*To do:*
Here are records with pictures in them. Copy all of them exactly and leave the pictures out.

[Records from a data collection]

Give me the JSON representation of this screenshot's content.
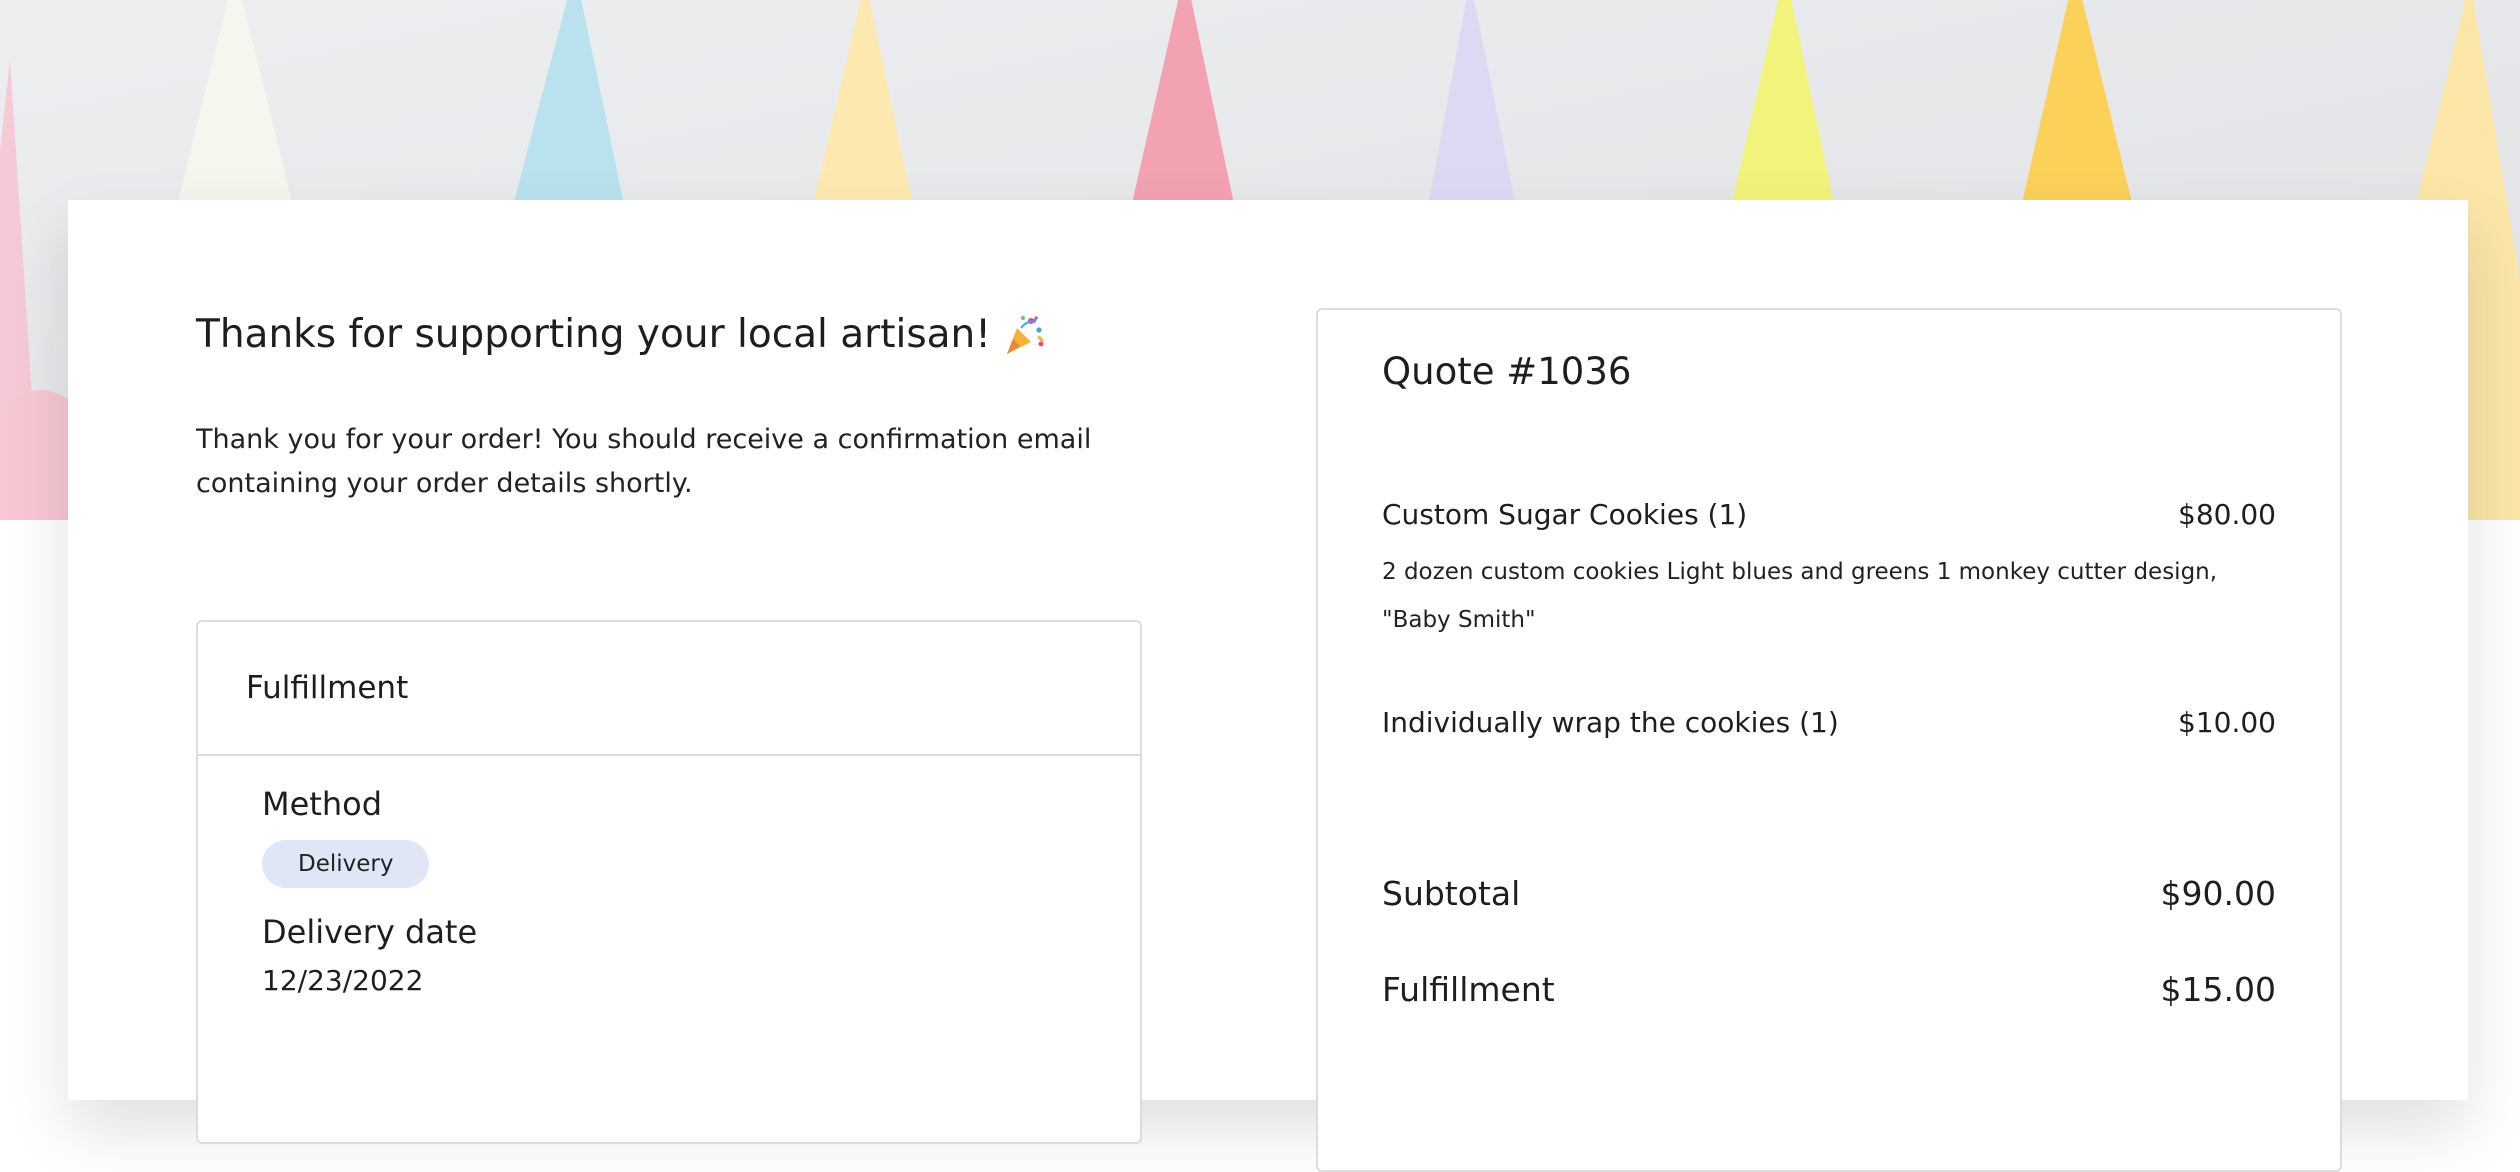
{
  "hero": {
    "image": "pastel-piping-bags-banner"
  },
  "thanks": {
    "title": "Thanks for supporting your local artisan!",
    "icon": "party-popper-icon",
    "message": "Thank you for your order! You should receive a confirmation email containing your order details shortly."
  },
  "fulfillment": {
    "heading": "Fulfillment",
    "method_label": "Method",
    "method_value": "Delivery",
    "date_label": "Delivery date",
    "date_value": "12/23/2022"
  },
  "quote": {
    "title": "Quote #1036",
    "items": [
      {
        "name": "Custom Sugar Cookies (1)",
        "price": "$80.00",
        "description": "2 dozen custom cookies Light blues and greens 1 monkey cutter design, \"Baby Smith\""
      },
      {
        "name": "Individually wrap the cookies (1)",
        "price": "$10.00"
      }
    ],
    "subtotal_label": "Subtotal",
    "subtotal_value": "$90.00",
    "fulfillment_label": "Fulfillment",
    "fulfillment_value": "$15.00"
  },
  "colors": {
    "chip_bg": "#dfe7f7",
    "border": "#dcdcdc"
  }
}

*Written answer:*
Give me the JSON representation of this screenshot's content.
{
  "hero": {
    "image": "pastel-piping-bags-banner"
  },
  "thanks": {
    "title": "Thanks for supporting your local artisan!",
    "icon": "party-popper-icon",
    "message": "Thank you for your order! You should receive a confirmation email containing your order details shortly."
  },
  "fulfillment": {
    "heading": "Fulfillment",
    "method_label": "Method",
    "method_value": "Delivery",
    "date_label": "Delivery date",
    "date_value": "12/23/2022"
  },
  "quote": {
    "title": "Quote #1036",
    "items": [
      {
        "name": "Custom Sugar Cookies (1)",
        "price": "$80.00",
        "description": "2 dozen custom cookies Light blues and greens 1 monkey cutter design, \"Baby Smith\""
      },
      {
        "name": "Individually wrap the cookies (1)",
        "price": "$10.00"
      }
    ],
    "subtotal_label": "Subtotal",
    "subtotal_value": "$90.00",
    "fulfillment_label": "Fulfillment",
    "fulfillment_value": "$15.00"
  },
  "colors": {
    "chip_bg": "#dfe7f7",
    "border": "#dcdcdc"
  }
}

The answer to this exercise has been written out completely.